# About this task:
Find every line in the records that holds the string "полное". Copy each one.

Data to use Block Start

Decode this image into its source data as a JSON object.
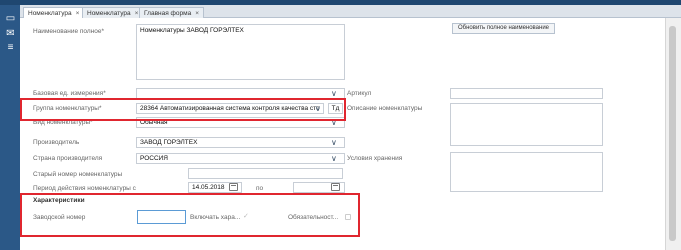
{
  "tabs": [
    {
      "label": "Номенклатура",
      "active": true
    },
    {
      "label": "Номенклатура",
      "active": false
    },
    {
      "label": "Главная форма",
      "active": false
    }
  ],
  "form": {
    "full_name_label": "Наименование полное*",
    "full_name_value": "Номенклатуры ЗАВОД ГОРЭЛТЕХ",
    "update_name_button": "Обновить полное наименование",
    "base_unit_label": "Базовая ед. измерения*",
    "base_unit_value": "",
    "article_label": "Артикул",
    "article_value": "",
    "group_label": "Группа номенклатуры*",
    "group_value": "28364   Автоматизированная система контроля качества сто",
    "group_extra": "Тд",
    "description_label": "Описание номенклатуры",
    "kind_label": "Вид номенклатуры*",
    "kind_value": "Обычная",
    "manufacturer_label": "Производитель",
    "manufacturer_value": "ЗАВОД ГОРЭЛТЕХ",
    "country_label": "Страна производителя",
    "country_value": "РОССИЯ",
    "storage_label": "Условия хранения",
    "old_number_label": "Старый номер номенклатуры",
    "old_number_value": "",
    "period_label": "Период действия номенклатуры с",
    "period_from": "14.05.2018",
    "period_to_label": "по",
    "period_to": ""
  },
  "characteristics": {
    "title": "Характеристики",
    "factory_number_label": "Заводской номер",
    "factory_number_value": "",
    "include_label": "Включать хара...",
    "required_label": "Обязательност..."
  },
  "colors": {
    "highlight": "#e0262f",
    "sidebar": "#2b5887"
  }
}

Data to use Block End

# Solution to this problem:
    "full_name_label": "Наименование полное*",
    "update_name_button": "Обновить полное наименование",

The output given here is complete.